TASK STATEMENT: Establish how many lines in the entries hold the string "value". The number by itself is the whole answer.

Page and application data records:
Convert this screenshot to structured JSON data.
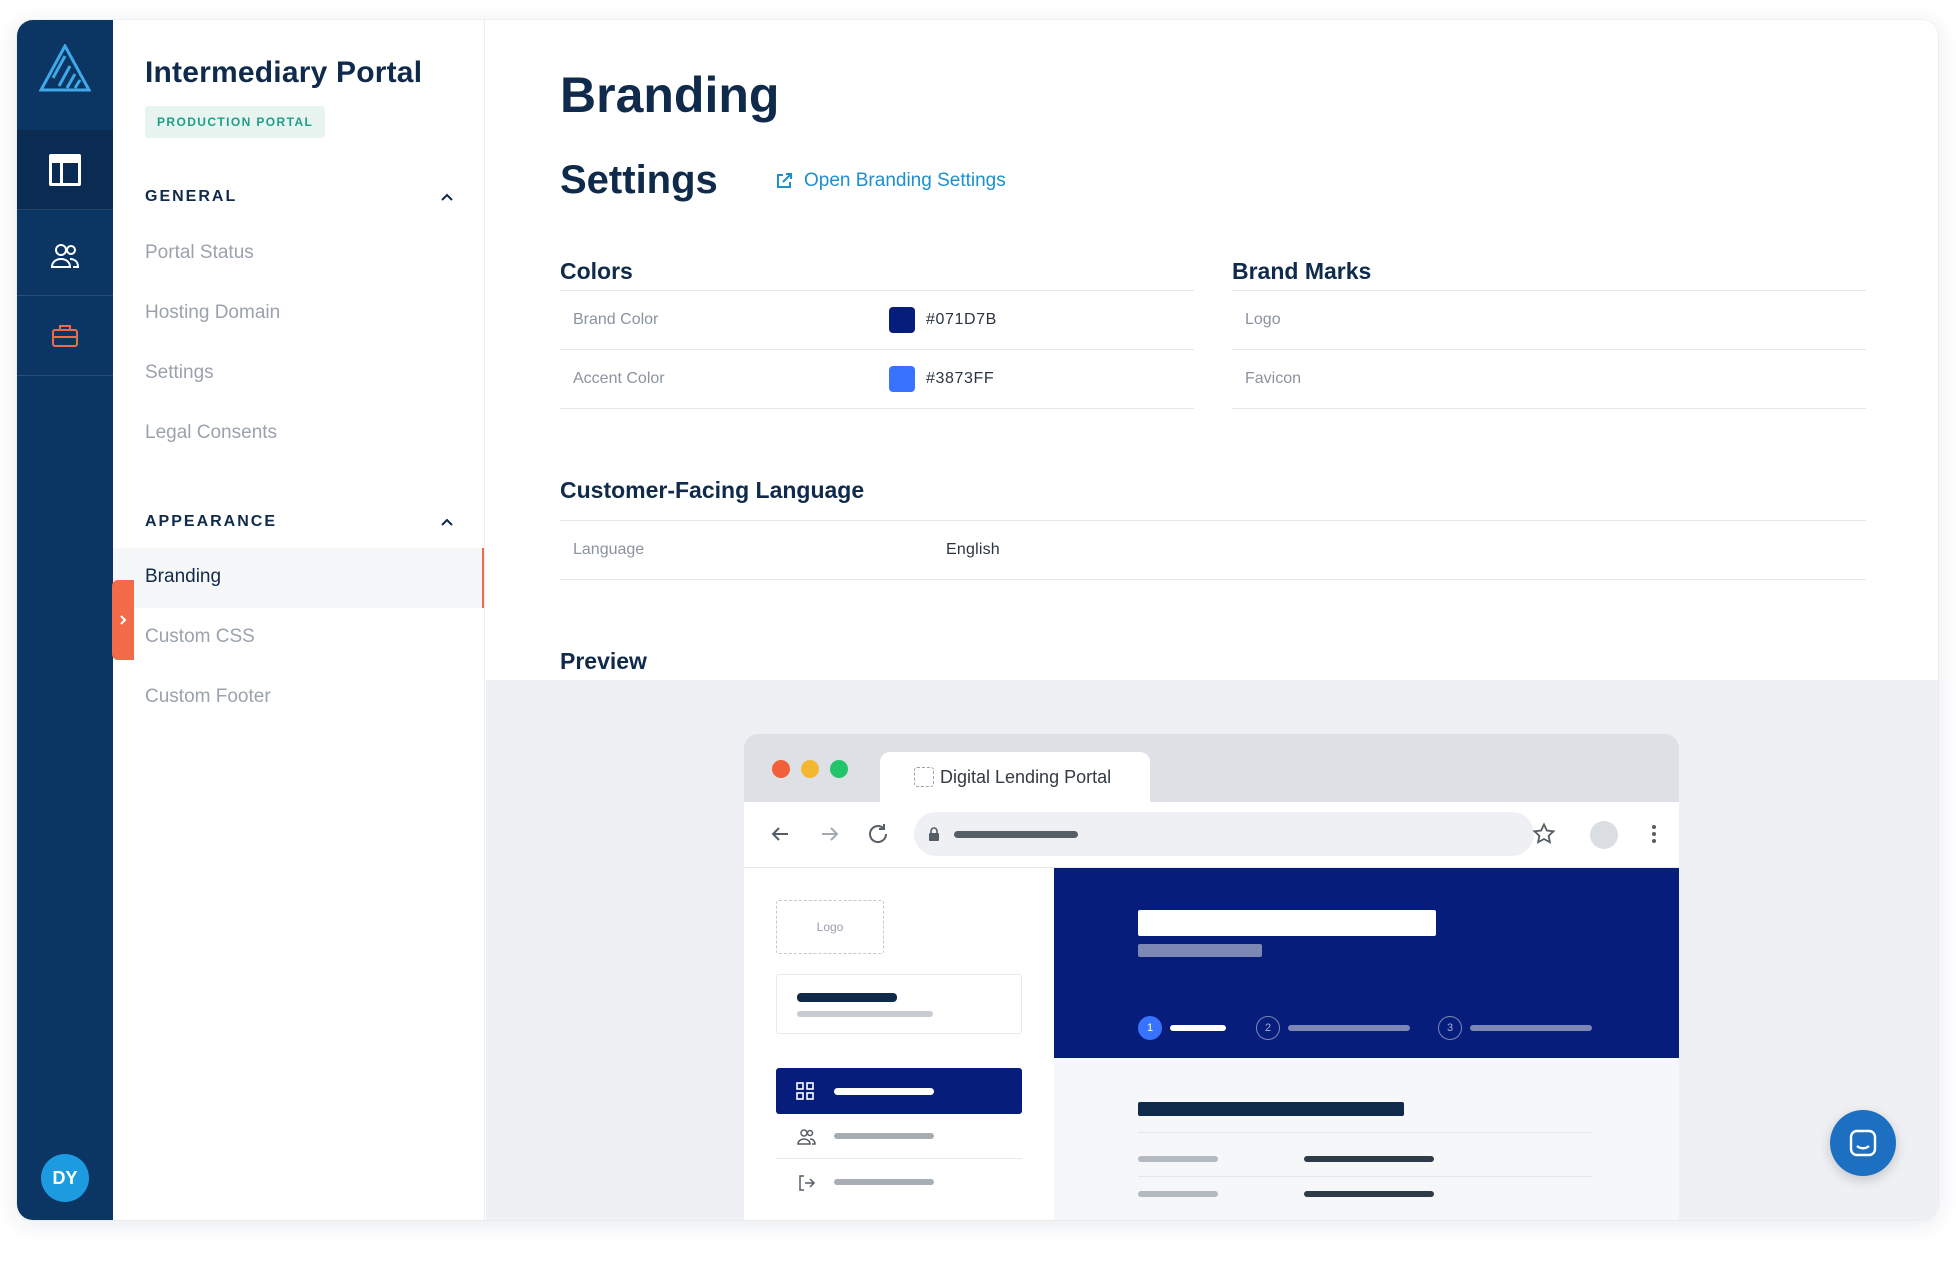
{
  "sidebar": {
    "title": "Intermediary Portal",
    "badge": "PRODUCTION PORTAL",
    "sections": [
      {
        "label": "GENERAL",
        "items": [
          "Portal Status",
          "Hosting Domain",
          "Settings",
          "Legal Consents"
        ]
      },
      {
        "label": "APPEARANCE",
        "items": [
          "Branding",
          "Custom CSS",
          "Custom Footer"
        ]
      }
    ],
    "active_item": "Branding"
  },
  "rail": {
    "avatar_initials": "DY",
    "icons": [
      "logo-icon",
      "layout-icon",
      "users-icon",
      "briefcase-icon"
    ]
  },
  "main": {
    "page_title": "Branding",
    "settings_title": "Settings",
    "open_link_label": "Open Branding Settings",
    "colors": {
      "title": "Colors",
      "rows": [
        {
          "label": "Brand Color",
          "value": "#071D7B",
          "swatch": "#071d7b"
        },
        {
          "label": "Accent Color",
          "value": "#3873FF",
          "swatch": "#3873ff"
        }
      ]
    },
    "brand_marks": {
      "title": "Brand Marks",
      "rows": [
        {
          "label": "Logo"
        },
        {
          "label": "Favicon"
        }
      ]
    },
    "language": {
      "title": "Customer-Facing Language",
      "label": "Language",
      "value": "English"
    },
    "preview_title": "Preview"
  },
  "preview": {
    "tab_title": "Digital Lending Portal",
    "logo_placeholder": "Logo",
    "steps": [
      "1",
      "2",
      "3"
    ]
  },
  "colors": {
    "rail_bg": "#0b3563",
    "accent": "#f26a47",
    "link": "#1d8fcf",
    "brand": "#071d7b",
    "accent_brand": "#3873ff"
  }
}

EXERCISE RESPONSE: 3